About this exercise — I'd like the listing below copied exactly, with the images left out.
⟨
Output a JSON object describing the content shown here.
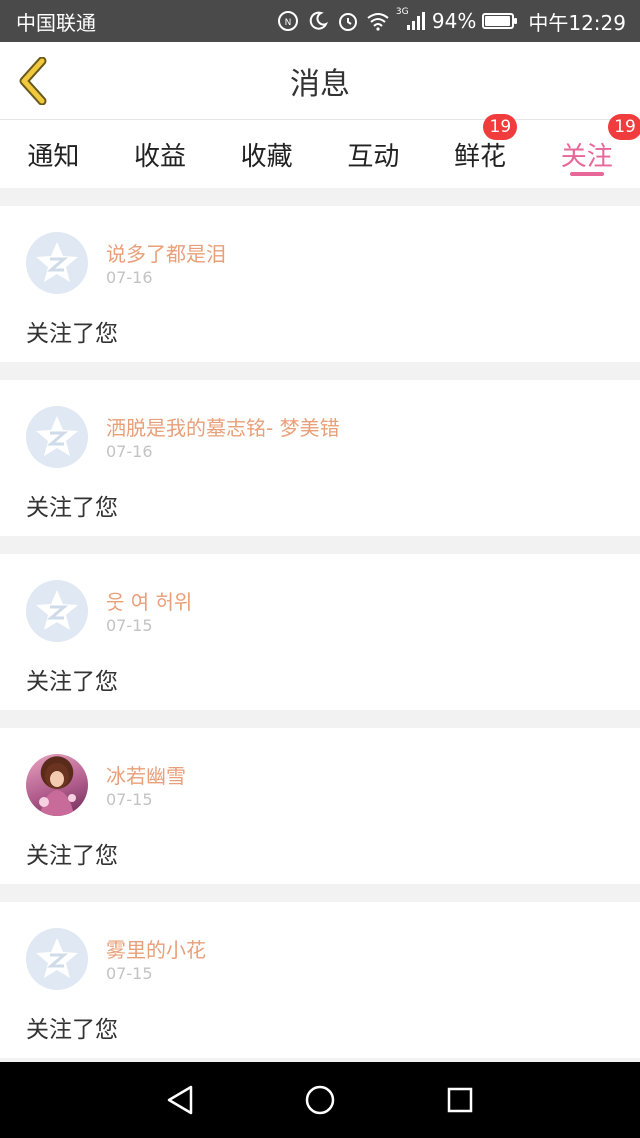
{
  "status_bar": {
    "carrier": "中国联通",
    "network_type": "3G",
    "battery_percent": "94%",
    "battery_level": 0.94,
    "time": "中午12:29"
  },
  "header": {
    "title": "消息",
    "back_icon": "chevron-left-icon"
  },
  "tabs": [
    {
      "label": "通知",
      "badge": ""
    },
    {
      "label": "收益",
      "badge": ""
    },
    {
      "label": "收藏",
      "badge": ""
    },
    {
      "label": "互动",
      "badge": ""
    },
    {
      "label": "鲜花",
      "badge": "19"
    },
    {
      "label": "关注",
      "badge": "19",
      "active": true
    }
  ],
  "items": [
    {
      "name": "说多了都是泪",
      "date": "07-16",
      "message": "关注了您",
      "avatar": "default"
    },
    {
      "name": "洒脱是我的墓志铭- 梦美错",
      "date": "07-16",
      "message": "关注了您",
      "avatar": "default"
    },
    {
      "name": "웃 여 허위",
      "date": "07-15",
      "message": "关注了您",
      "avatar": "default"
    },
    {
      "name": "冰若幽雪",
      "date": "07-15",
      "message": "关注了您",
      "avatar": "photo"
    },
    {
      "name": "雾里的小花",
      "date": "07-15",
      "message": "关注了您",
      "avatar": "default"
    }
  ],
  "colors": {
    "accent": "#e8679a",
    "badge": "#f03c3c",
    "name": "#e8a07a",
    "back_icon": "#e8c23a"
  }
}
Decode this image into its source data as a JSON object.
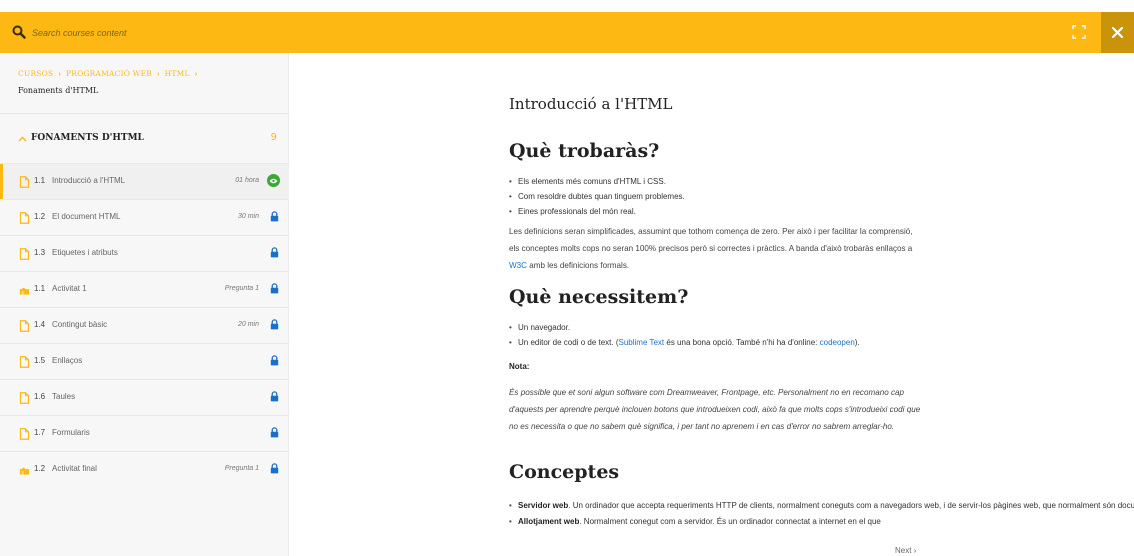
{
  "search": {
    "placeholder": "Search courses content"
  },
  "colors": {
    "accent": "#fdb813",
    "close_bg": "#c9930a",
    "complete": "#3aaa35",
    "link": "#1a73c8"
  },
  "breadcrumb": {
    "items": [
      "CURSOS",
      "PROGRAMACIÓ WEB",
      "HTML"
    ],
    "current": "Fonaments d'HTML"
  },
  "section": {
    "title": "FONAMENTS D'HTML",
    "count": "9"
  },
  "lessons": [
    {
      "type": "doc",
      "num": "1.1",
      "title": "Introducció a l'HTML",
      "meta": "01 hora",
      "status": "viewed",
      "active": true
    },
    {
      "type": "doc",
      "num": "1.2",
      "title": "El document HTML",
      "meta": "30 min",
      "status": "locked"
    },
    {
      "type": "doc",
      "num": "1.3",
      "title": "Etiquetes i atributs",
      "meta": "",
      "status": "locked"
    },
    {
      "type": "quiz",
      "num": "1.1",
      "title": "Activitat 1",
      "meta": "Pregunta 1",
      "status": "locked"
    },
    {
      "type": "doc",
      "num": "1.4",
      "title": "Contingut bàsic",
      "meta": "20 min",
      "status": "locked"
    },
    {
      "type": "doc",
      "num": "1.5",
      "title": "Enllaços",
      "meta": "",
      "status": "locked"
    },
    {
      "type": "doc",
      "num": "1.6",
      "title": "Taules",
      "meta": "",
      "status": "locked"
    },
    {
      "type": "doc",
      "num": "1.7",
      "title": "Formularis",
      "meta": "",
      "status": "locked"
    },
    {
      "type": "quiz",
      "num": "1.2",
      "title": "Activitat final",
      "meta": "Pregunta 1",
      "status": "locked"
    }
  ],
  "content": {
    "title": "Introducció a l'HTML",
    "h_find": "Què trobaràs?",
    "find_items": [
      "Els elements més comuns d'HTML i CSS.",
      "Com resoldre dubtes quan tinguem problemes.",
      "Eines professionals del món real."
    ],
    "find_para_1": "Les definicions seran simplificades, assumint que tothom comença de zero. Per això i per facilitar la comprensió, els conceptes molts cops no seran 100% precisos però si correctes i pràctics. A banda d'això trobaràs enllaços a ",
    "find_para_link": "W3C",
    "find_para_2": " amb les definicions formals.",
    "h_need": "Què necessitem?",
    "need_item_1": "Un navegador.",
    "need_item_2a": "Un editor de codi o de text. (",
    "need_item_2_link1": "Sublime Text",
    "need_item_2b": " és una bona opció. També n'hi ha d'online: ",
    "need_item_2_link2": "codeopen",
    "need_item_2c": ").",
    "nota_label": "Nota:",
    "nota_text": "És possible que et soni algun software com Dreamweaver, Frontpage, etc. Personalment no en recomano cap d'aquests per aprendre perquè inclouen botons que introdueixen codi, això fa que molts cops s'introdueixi codi que no es necessita o que no sabem què significa, i per tant no aprenem i en cas d'error no sabrem arreglar-ho.",
    "h_concepts": "Conceptes",
    "concept_1_term": "Servidor web",
    "concept_1_text": ". Un ordinador que accepta requeriments HTTP de clients, normalment coneguts com a navegadors web, i de servir-los pàgines web, que normalment són documents HTML.",
    "concept_2_term": "Allotjament web",
    "concept_2_text": ". Normalment conegut com a servidor. És un ordinador connectat a internet en el que"
  },
  "nav": {
    "next": "Next ›"
  }
}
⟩
Answer below —
Output a JSON object describing the content shown here.
{
  "status_bar": {
    "carrier": "中国联通",
    "network_type": "3G",
    "battery_percent": "94%",
    "battery_level": 0.94,
    "time": "中午12:29"
  },
  "header": {
    "title": "消息",
    "back_icon": "chevron-left-icon"
  },
  "tabs": [
    {
      "label": "通知",
      "badge": ""
    },
    {
      "label": "收益",
      "badge": ""
    },
    {
      "label": "收藏",
      "badge": ""
    },
    {
      "label": "互动",
      "badge": ""
    },
    {
      "label": "鲜花",
      "badge": "19"
    },
    {
      "label": "关注",
      "badge": "19",
      "active": true
    }
  ],
  "items": [
    {
      "name": "说多了都是泪",
      "date": "07-16",
      "message": "关注了您",
      "avatar": "default"
    },
    {
      "name": "洒脱是我的墓志铭- 梦美错",
      "date": "07-16",
      "message": "关注了您",
      "avatar": "default"
    },
    {
      "name": "웃 여 허위",
      "date": "07-15",
      "message": "关注了您",
      "avatar": "default"
    },
    {
      "name": "冰若幽雪",
      "date": "07-15",
      "message": "关注了您",
      "avatar": "photo"
    },
    {
      "name": "雾里的小花",
      "date": "07-15",
      "message": "关注了您",
      "avatar": "default"
    }
  ],
  "colors": {
    "accent": "#e8679a",
    "badge": "#f03c3c",
    "name": "#e8a07a",
    "back_icon": "#e8c23a"
  }
}
Decode this image into its source data as a JSON object.
{
  "search": {
    "placeholder": "Search courses content"
  },
  "colors": {
    "accent": "#fdb813",
    "close_bg": "#c9930a",
    "complete": "#3aaa35",
    "link": "#1a73c8"
  },
  "breadcrumb": {
    "items": [
      "CURSOS",
      "PROGRAMACIÓ WEB",
      "HTML"
    ],
    "current": "Fonaments d'HTML"
  },
  "section": {
    "title": "FONAMENTS D'HTML",
    "count": "9"
  },
  "lessons": [
    {
      "type": "doc",
      "num": "1.1",
      "title": "Introducció a l'HTML",
      "meta": "01 hora",
      "status": "viewed",
      "active": true
    },
    {
      "type": "doc",
      "num": "1.2",
      "title": "El document HTML",
      "meta": "30 min",
      "status": "locked"
    },
    {
      "type": "doc",
      "num": "1.3",
      "title": "Etiquetes i atributs",
      "meta": "",
      "status": "locked"
    },
    {
      "type": "quiz",
      "num": "1.1",
      "title": "Activitat 1",
      "meta": "Pregunta 1",
      "status": "locked"
    },
    {
      "type": "doc",
      "num": "1.4",
      "title": "Contingut bàsic",
      "meta": "20 min",
      "status": "locked"
    },
    {
      "type": "doc",
      "num": "1.5",
      "title": "Enllaços",
      "meta": "",
      "status": "locked"
    },
    {
      "type": "doc",
      "num": "1.6",
      "title": "Taules",
      "meta": "",
      "status": "locked"
    },
    {
      "type": "doc",
      "num": "1.7",
      "title": "Formularis",
      "meta": "",
      "status": "locked"
    },
    {
      "type": "quiz",
      "num": "1.2",
      "title": "Activitat final",
      "meta": "Pregunta 1",
      "status": "locked"
    }
  ],
  "content": {
    "title": "Introducció a l'HTML",
    "h_find": "Què trobaràs?",
    "find_items": [
      "Els elements més comuns d'HTML i CSS.",
      "Com resoldre dubtes quan tinguem problemes.",
      "Eines professionals del món real."
    ],
    "find_para_1": "Les definicions seran simplificades, assumint que tothom comença de zero. Per això i per facilitar la comprensió, els conceptes molts cops no seran 100% precisos però si correctes i pràctics. A banda d'això trobaràs enllaços a ",
    "find_para_link": "W3C",
    "find_para_2": " amb les definicions formals.",
    "h_need": "Què necessitem?",
    "need_item_1": "Un navegador.",
    "need_item_2a": "Un editor de codi o de text. (",
    "need_item_2_link1": "Sublime Text",
    "need_item_2b": " és una bona opció. També n'hi ha d'online: ",
    "need_item_2_link2": "codeopen",
    "need_item_2c": ").",
    "nota_label": "Nota:",
    "nota_text": "És possible que et soni algun software com Dreamweaver, Frontpage, etc. Personalment no en recomano cap d'aquests per aprendre perquè inclouen botons que introdueixen codi, això fa que molts cops s'introdueixi codi que no es necessita o que no sabem què significa, i per tant no aprenem i en cas d'error no sabrem arreglar-ho.",
    "h_concepts": "Conceptes",
    "concept_1_term": "Servidor web",
    "concept_1_text": ". Un ordinador que accepta requeriments HTTP de clients, normalment coneguts com a navegadors web, i de servir-los pàgines web, que normalment són documents HTML.",
    "concept_2_term": "Allotjament web",
    "concept_2_text": ". Normalment conegut com a servidor. És un ordinador connectat a internet en el que"
  },
  "nav": {
    "next": "Next ›"
  }
}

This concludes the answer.